[13] [“150 Thousand Belarusians Applied to WHO due to Coronavirus Situation,”] Lenta, April 7, 2020, https://lenta(.)ru/news/2020/04/07/150_tysyach/.

[14] "Belarus: Activists, Journalists Jailed as Election Looms,” Human Rights Watch, April 22, 2020,; "Belarus: Full-scale Attack on Human Rights Ahead of Presidential Election,” Amnesty International, June 29, 2020,

[15] [“The Interior Ministry Said that $900,000 and a Radio Station had been Found in Tikhanovsky's Possession,”] Svaboda, June 4, 2020, https://www.svaboda(.)org/a/30652252.html.

[16] “Belarusian Opposition Leader Statkevich Detained On Way To Rally,” Radio Free Europe/Radio Liberty, May 31, 2020, https://www.rferl(.)org/a/belarusian-opposition-leader-statkevich-detained-on-way-to-rally/30644527.html.

[17] Linas Jegelevicius, “Victor Babariko, Main Rival of Alexander Lukashenko, Barred from Belarus Presidential Election,” Euronews, July 30, 2020, https://www.euronews(.)com/2020/07/14/victor-babariko-main-rival-of-alexander-lukashenko-barred-from-belarus-presidential-electi.

[19] “Protests Erupt Across Belarus After Top Lukashenka Challenger Barred From Presidential Election,” Radio Free Europe/Radio Liberty, July 14, 2020, https://www.rferl(.)org/a/babaryka-not-registered-among-four-presidential-challengers-to-incumbent-lukashenka-in-belarus/30725827.html; [“Lukashenko's main rivals in the elections Babariko and Tsepkalo were not registered as presidential candidates in Belarus,”] Censor, July 14, 2020, https://censor(.)

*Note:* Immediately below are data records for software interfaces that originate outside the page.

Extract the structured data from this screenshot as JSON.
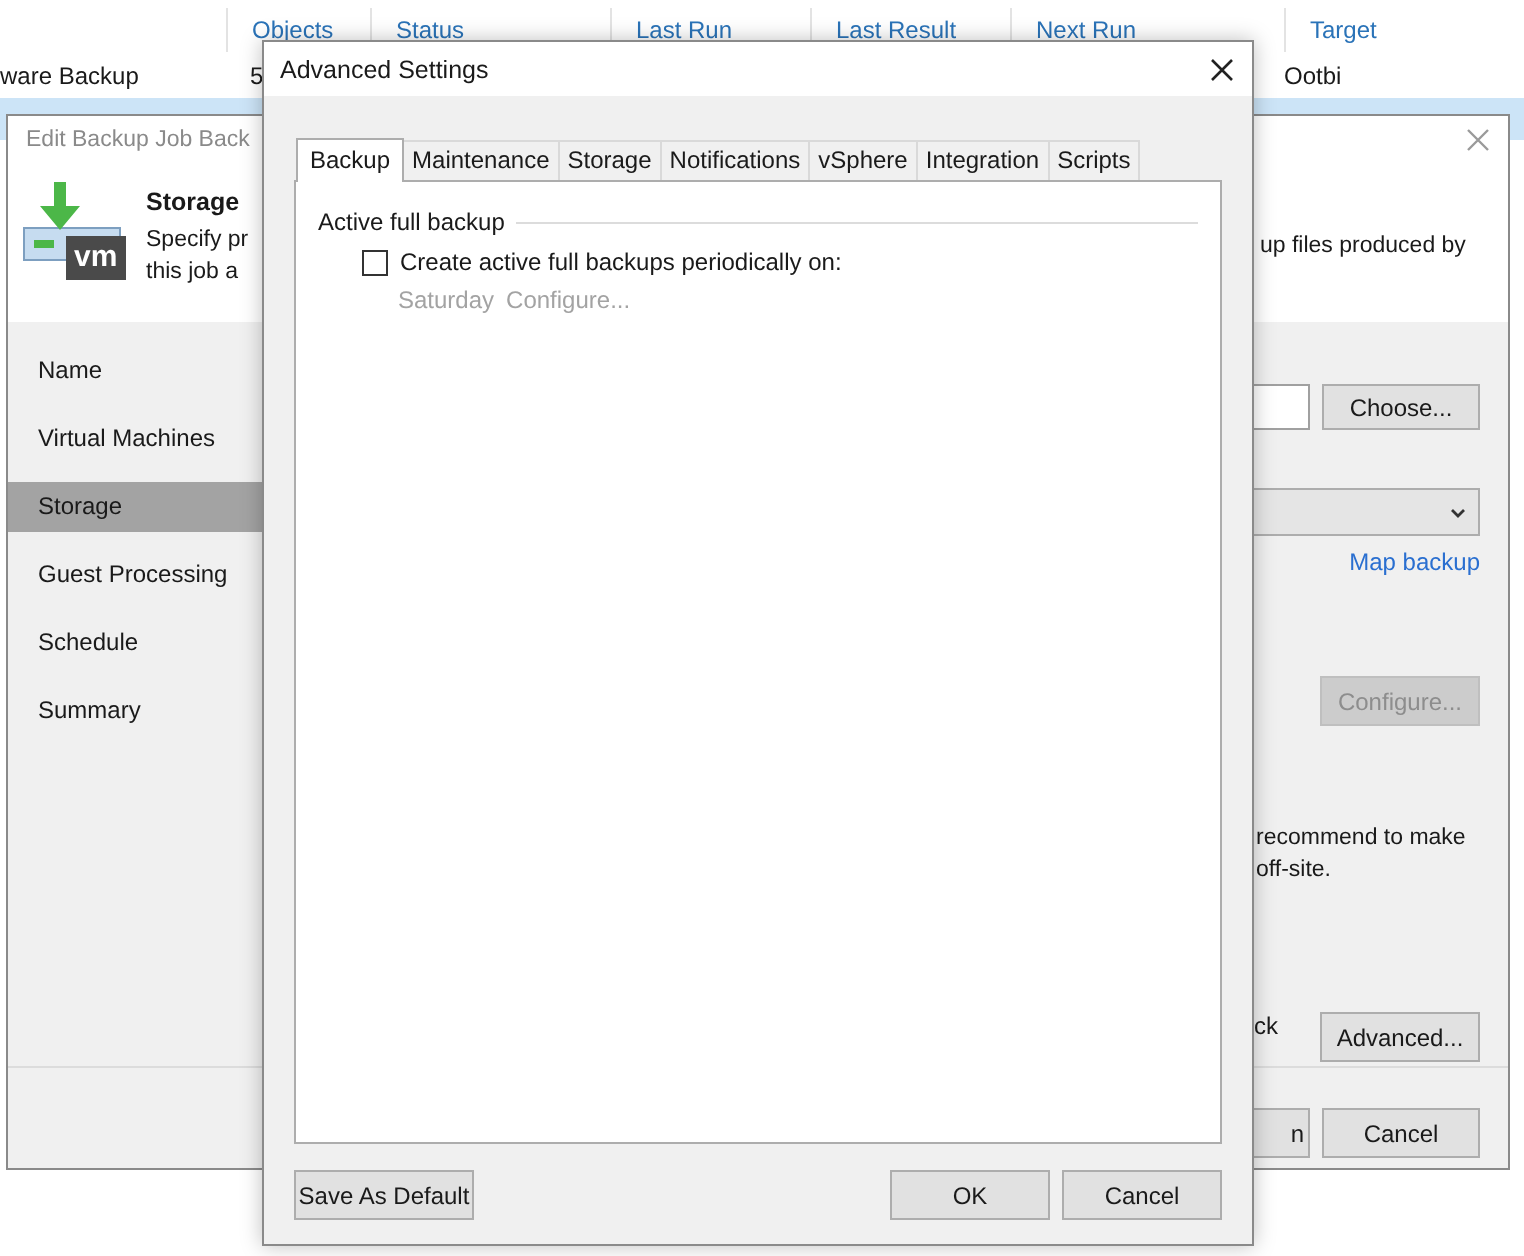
{
  "background_app": {
    "columns": [
      "Objects",
      "Status",
      "Last Run",
      "Last Result",
      "Next Run",
      "Target"
    ],
    "rows": [
      {
        "name": "ware Backup",
        "objects": "5",
        "target": "Ootbi",
        "selected": false
      },
      {
        "selected": true
      }
    ]
  },
  "edit_window": {
    "title": "Edit Backup Job Back",
    "header": {
      "badge": "vm",
      "title": "Storage",
      "description_left": [
        "Specify pr",
        "this job a"
      ],
      "description_right": "up files produced by"
    },
    "steps": [
      {
        "label": "Name",
        "selected": false
      },
      {
        "label": "Virtual Machines",
        "selected": false
      },
      {
        "label": "Storage",
        "selected": true
      },
      {
        "label": "Guest Processing",
        "selected": false
      },
      {
        "label": "Schedule",
        "selected": false
      },
      {
        "label": "Summary",
        "selected": false
      }
    ],
    "choose_button": "Choose...",
    "map_link": "Map backup",
    "configure_button": {
      "label": "Configure...",
      "disabled": true
    },
    "note_lines": [
      "recommend to make",
      "off-site."
    ],
    "option_fragment": "ck",
    "advanced_button": "Advanced...",
    "footer_buttons": [
      "n",
      "Cancel"
    ]
  },
  "dialog": {
    "title": "Advanced Settings",
    "tabs": [
      {
        "label": "Backup",
        "selected": true
      },
      {
        "label": "Maintenance",
        "selected": false
      },
      {
        "label": "Storage",
        "selected": false
      },
      {
        "label": "Notifications",
        "selected": false
      },
      {
        "label": "vSphere",
        "selected": false
      },
      {
        "label": "Integration",
        "selected": false
      },
      {
        "label": "Scripts",
        "selected": false
      }
    ],
    "group_title": "Active full backup",
    "checkbox": {
      "label": "Create active full backups periodically on:",
      "checked": false
    },
    "schedule": {
      "day": "Saturday",
      "link": "Configure...",
      "disabled": true
    },
    "left_button": "Save As Default",
    "right_buttons": [
      "OK",
      "Cancel"
    ]
  }
}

[20] “Belarusian Authorities Accused Of 'Fostering Fear' Ahead Of Presidential Vote,” Radio Free Europe/Radio Liberty, July 27, 2020, https://www.rferl(.)org/a/belarusian-authorities-accused-of-fostering-fear-ahead-of-presidential-vote/30749247.html.

[21] Evgeny Dvornikov, [“You are not our president ": Belarusian security officials staged an online protest against Lukashenko,”] Radio KP, June 24, 2020, https://radiokp(.)ru/politika/ty-ne-nash-prezident-siloviki-belorussii-ustroili-onlayn-protest-protiv-lukashenko_nid25694_au5860au;Steven. 

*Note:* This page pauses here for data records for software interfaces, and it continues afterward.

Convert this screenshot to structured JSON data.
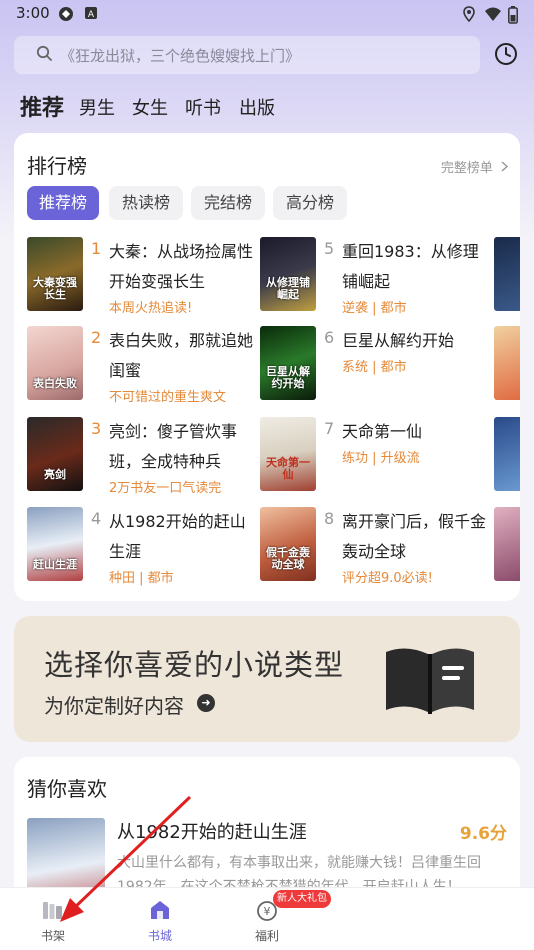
{
  "status_bar": {
    "time": "3:00"
  },
  "search": {
    "placeholder": "《狂龙出狱，三个绝色嫂嫂找上门》"
  },
  "channel_tabs": [
    {
      "label": "推荐",
      "active": true
    },
    {
      "label": "男生"
    },
    {
      "label": "女生"
    },
    {
      "label": "听书"
    },
    {
      "label": "出版"
    }
  ],
  "ranking": {
    "title": "排行榜",
    "full_link": "完整榜单",
    "subtabs": [
      {
        "label": "推荐榜",
        "active": true
      },
      {
        "label": "热读榜"
      },
      {
        "label": "完结榜"
      },
      {
        "label": "高分榜"
      }
    ],
    "items": [
      {
        "rank": "1",
        "title": "大秦：从战场捡属性开始变强长生",
        "tag": "本周火热追读!",
        "cover_text": "大秦变强长生"
      },
      {
        "rank": "2",
        "title": "表白失败，那就追她闺蜜",
        "tag": "不可错过的重生爽文",
        "cover_text": "表白失败"
      },
      {
        "rank": "3",
        "title": "亮剑：傻子管炊事班，全成特种兵",
        "tag": "2万书友一口气读完",
        "cover_text": "亮剑"
      },
      {
        "rank": "4",
        "title": "从1982开始的赶山生涯",
        "tag": "种田 | 都市",
        "cover_text": "赶山生涯"
      },
      {
        "rank": "5",
        "title": "重回1983：从修理铺崛起",
        "tag": "逆袭 | 都市",
        "cover_text": "从修理铺崛起"
      },
      {
        "rank": "6",
        "title": "巨星从解约开始",
        "tag": "系统 | 都市",
        "cover_text": "巨星从解约开始"
      },
      {
        "rank": "7",
        "title": "天命第一仙",
        "tag": "练功 | 升级流",
        "cover_text": "天命第一仙"
      },
      {
        "rank": "8",
        "title": "离开豪门后，假千金轰动全球",
        "tag": "评分超9.0必读!",
        "cover_text": "假千金轰动全球"
      }
    ]
  },
  "banner": {
    "title": "选择你喜爱的小说类型",
    "subtitle": "为你定制好内容"
  },
  "guess": {
    "title": "猜你喜欢",
    "book": {
      "title": "从1982开始的赶山生涯",
      "score": "9.6分",
      "desc": "大山里什么都有，有本事取出来，就能赚大钱！吕律重生回1982年，在这个不禁枪不禁猎的年代，开启赶山人生！"
    }
  },
  "bottom_nav": [
    {
      "label": "书架",
      "icon": "bookshelf-icon"
    },
    {
      "label": "书城",
      "icon": "bookstore-icon",
      "active": true
    },
    {
      "label": "福利",
      "icon": "welfare-icon",
      "badge": "新人大礼包"
    }
  ],
  "colors": {
    "accent": "#6a64d8",
    "tag": "#e58a3a",
    "score": "#e8a23a",
    "annotation": "#e02020"
  }
}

[22] [“Svetlana Tikhanovskaya Held the Largest Rally in the History of Brest,”] Charter 97, August 2, 2020, https://charter97(.)org/ru/news/2020/8/2/387938/.

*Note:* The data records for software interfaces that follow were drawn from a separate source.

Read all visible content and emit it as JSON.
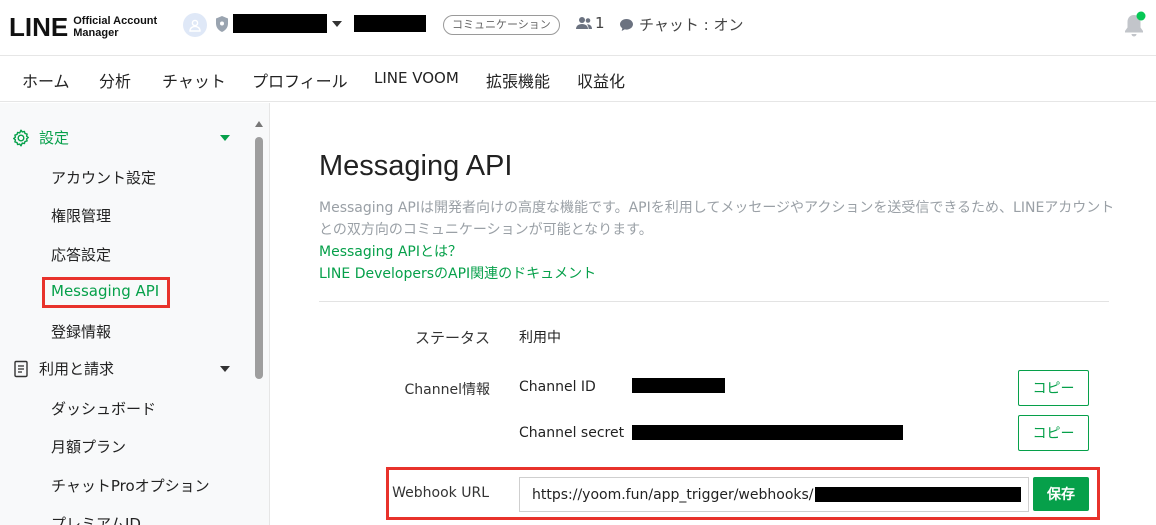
{
  "header": {
    "logo_main": "LINE",
    "logo_sub_line1": "Official Account",
    "logo_sub_line2": "Manager",
    "account_type": "コミュニケーション",
    "followers_count": "1",
    "chat_status": "チャット : オン"
  },
  "nav": {
    "items": [
      "ホーム",
      "分析",
      "チャット",
      "プロフィール",
      "LINE VOOM",
      "拡張機能",
      "収益化"
    ]
  },
  "sidebar": {
    "settings_label": "設定",
    "settings_items": [
      "アカウント設定",
      "権限管理",
      "応答設定",
      "Messaging API",
      "登録情報"
    ],
    "billing_label": "利用と請求",
    "billing_items": [
      "ダッシュボード",
      "月額プラン",
      "チャットProオプション",
      "プレミアムID"
    ]
  },
  "main": {
    "title": "Messaging API",
    "description_line1": "Messaging APIは開発者向けの高度な機能です。APIを利用してメッセージやアクションを送受信できるため、LINEアカウント",
    "description_line2": "との双方向のコミュニケーションが可能となります。",
    "link_what": "Messaging APIとは？",
    "link_docs": "LINE DevelopersのAPI関連のドキュメント",
    "status_label": "ステータス",
    "status_value": "利用中",
    "channel_label": "Channel情報",
    "channel_id_label": "Channel ID",
    "channel_secret_label": "Channel secret",
    "copy_label": "コピー",
    "webhook_label": "Webhook URL",
    "webhook_value": "https://yoom.fun/app_trigger/webhooks/",
    "save_label": "保存"
  },
  "colors": {
    "brand_green": "#06a04a",
    "highlight_red": "#e8322b",
    "notification_dot": "#06c755"
  }
}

[24] Aileen Eisenberg, “Belarusian Citizens Protest Presidential Election, 2006,” Global Nonviolent Action Database, February 24, 2013,; Myers, Steven Lee and C.J. Chivers. “Arrests Hold Down Protests on Belarus Vote” NY Times International, 22 March 2006,

[25] Shaun Walker, “Belarus Election: Alexander Lukashenko Wins Fifth Term with Election Landslide,” The Guardian, October 12, 2015,

[26] Andrew Roth, “Huge Crowds Rally for Belarus Opposition Leader in run-up to Presidential Election,” The Guardian, July 31, 2020,

[27]  [“Svetlana Tikhanovskaya held the largest rally in the history of Brest,”] Charter 97, August 2, 2020,

[28] [“To be in Time in 10 seconds: Sasha Tarakan Insists that Negotiations with Putin Were,”] Charter 97, July 1, 2020,; [“Lukashenka Blames "Russian Puppeteers" for Election Interference,”] Rosbalt, June 25, 2020,

[29]  “Belarus Arrested 33 Russian Mercenaries Outside of Minsk Today. Here’s What we Know, So Far,” Meduza, July 29, 2020,

[30] [”The Office of the Prosecutor General Informed the Competent Authorities of Belarus of their Intentions to Demand the Extradition of the Participants in the Armed Conflict in Eastern Ukraine Detained on its Territory,”] The Office of the Prosecutor General of Ukraine, July 31, 2020,

[31] “Message to the Belarusian People and the National Assembly,”] President of the Republic of Belarus, August 4, 2020,

[32] “Interview with Lukashenko,” Dmitry Gordon, August 5, 2020,

[33] “Russia in Review: Belarus Update: Lukashenko Uses Oil Tariffs to Delay Integration with Russia,” Institute for the Study of War, February 4, 2020,

[34] Nataliya Bugayova, “Vladimir Putin’s Stages Power Play,” Institute for the Study of War, January 31, 2020,; George Barros, “Russian in Review: Putin Deploys New Authoritarian Controls during the COVID-19 Pandemic,” Institute for the Study of War, July 2, 2020,; “Russia in Review: Belarus Update: Lukashenko Uses Oil Tariffs to Delay Integration with Russia,” Institute for the Study of War, February 4, 2020,; Mason Clark and Nataliya Bugayova, “Russia in Review: May 9-13, 2019,” Institute for the Study of War,  May 14, 2019,